Timothy Owen, a former Edmond Police Department officer and current EPD civilian employee, was arrested Monday at the Edmond Public Safety Center after the department completed an investigation into alleged inappropriate conduct with a 14-year-old girl.
Owen, 68, served as an EPD officer from 1986 to 2015. Upon retirement in 2015, Owen transitioned into an administrative role with the department as a civilian employee, according to Emily Ward, EPD public information officer.
After his arrest Monday, Owen was first booked into the Edmond Municipal Jail before being transported to the Oklahoma County Detention Center.
Ward said the police department received a letter a few weeks ago that included allegations about Owen’s conduct with a teenager in the summer of 2022. The letter was forwarded to detectives for review on March 29, Ward said.

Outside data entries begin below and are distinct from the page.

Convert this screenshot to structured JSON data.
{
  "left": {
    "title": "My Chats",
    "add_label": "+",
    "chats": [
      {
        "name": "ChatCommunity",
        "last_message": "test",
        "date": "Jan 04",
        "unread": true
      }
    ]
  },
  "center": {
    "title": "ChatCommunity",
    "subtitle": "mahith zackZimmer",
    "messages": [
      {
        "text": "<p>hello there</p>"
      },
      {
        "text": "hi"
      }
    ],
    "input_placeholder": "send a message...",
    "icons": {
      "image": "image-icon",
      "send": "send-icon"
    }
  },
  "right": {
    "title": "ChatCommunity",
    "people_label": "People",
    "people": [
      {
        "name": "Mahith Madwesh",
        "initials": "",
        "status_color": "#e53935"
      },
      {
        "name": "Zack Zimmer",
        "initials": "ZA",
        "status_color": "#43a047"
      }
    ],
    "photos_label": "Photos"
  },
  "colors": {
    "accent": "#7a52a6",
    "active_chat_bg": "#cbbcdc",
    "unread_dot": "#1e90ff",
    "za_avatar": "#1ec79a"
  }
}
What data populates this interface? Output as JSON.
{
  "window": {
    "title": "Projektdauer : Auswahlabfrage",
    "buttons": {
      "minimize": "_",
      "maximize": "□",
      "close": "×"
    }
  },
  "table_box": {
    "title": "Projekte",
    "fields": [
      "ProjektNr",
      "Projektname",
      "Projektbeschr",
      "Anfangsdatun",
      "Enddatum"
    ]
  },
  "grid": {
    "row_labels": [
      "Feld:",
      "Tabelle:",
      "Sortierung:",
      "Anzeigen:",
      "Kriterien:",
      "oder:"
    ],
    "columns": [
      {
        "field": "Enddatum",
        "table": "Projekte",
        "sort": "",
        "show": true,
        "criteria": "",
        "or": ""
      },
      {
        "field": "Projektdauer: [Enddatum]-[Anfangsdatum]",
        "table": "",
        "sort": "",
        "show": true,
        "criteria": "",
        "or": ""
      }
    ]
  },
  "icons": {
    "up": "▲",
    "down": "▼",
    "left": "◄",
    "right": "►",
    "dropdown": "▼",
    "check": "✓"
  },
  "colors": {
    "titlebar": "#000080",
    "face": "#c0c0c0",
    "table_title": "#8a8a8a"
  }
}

According to a probable cause affidavit filed in Oklahoma County District Court, the letter stated that Owen “was texting her at school, during night, sometimes 60 or 70 texts a day.” Texts from Owen included, “are you a virgin?” and “I want to be your first,” according to the probable cause affidavit.
After receiving the letter, the Edmond Police Department identified the minor child and interviewed her on April 7. During the interview, she confirmed that Owen is part of her extended family, although it is not clear whether the relation is by marriage or by blood. She said she would spend time with Owen at his work and around other family members.
The child also told officers that Owen would video chat her using Google Duo. She said Owen would tell her how “hot” and “sexy” she looked. After Owen made these comments, the girl told Owen that she would tell his wife, which he discouraged.
According to the probable cause affidavit, the child also spoke about a time Owen wanted her to sneak out of the house so he could pick her up. She told detectives that during their relationship, Owen told her to delete the text messages between them.
Owen is facing one count of facilitating, encouraging, offering or soliciting sexual conduct or engaging in sexual communication with a minor or person believed to be a minor. The crime is punishable by up to 10 years of jail time, a $10,000 fine, or both.
Friday morning, an Oklahoma County Detention Center receptionist said Owen was released Tuesday after posting a $50,000 bond.
Findings of separate EPD internal investigation still unreleased
In January, an attorney with the Phillips Murrah law firm provided EPD with a report related to a year-long investigation into allegations of racism, sexism and workplace bullying by EPD Deputy Chief Tim Dorsey. The allegations were made against Dorsey by a fellow officer who has since left the department for a police chief position in Salina, Kansas.
Edmond City Attorney Stephen Murdock said the law firm’s findings would be reviewed by EPD Chief J.D. Younger and Edmond City Manager Scot Rigby to determine any final action affecting Dorsey’s employment. But more than two months later, city officials have not revealed the findings of the investigation. The City of Edmond denied NonDoc’s Open Records Act request for the investigative report in early February.
The City of Edmond hired Phillips Murrah attorney Candace Lisle on Jan. 19, 2022, to conduct an investigation into the allegations against Dorsey. However, the city has no formal contract with her or the law firm, Murdock said in November 2022. Dorsey has attended public meetings since the report was completed in January.
During a Ward 1 Edmond City Council debate at the University of Central Oklahoma last month, eventual Ward 1 councilman-elect Tom Robins said, at minimum, a summary of the investigative findings should be released to the public.
“A summary report would be helpful,” he said. “I want to have a city that has confidence always. We do that by not acting out of fear, but just working on facts, and so we want to bring facts to light. That, you know, that comes with all of city government.”
Robins’ opponent, Ashley Bradley, agreed.
“I think that we all deserve to know what’s going on with our first responders, with our police, with our leadership in this town,” Bradley said. “I think that’s important, and I think that transparency is something that currently kind of lacks in multiple departments. So yes, I do believe that it needs to be at bare minimum a summary of what has gone on, what has happened.”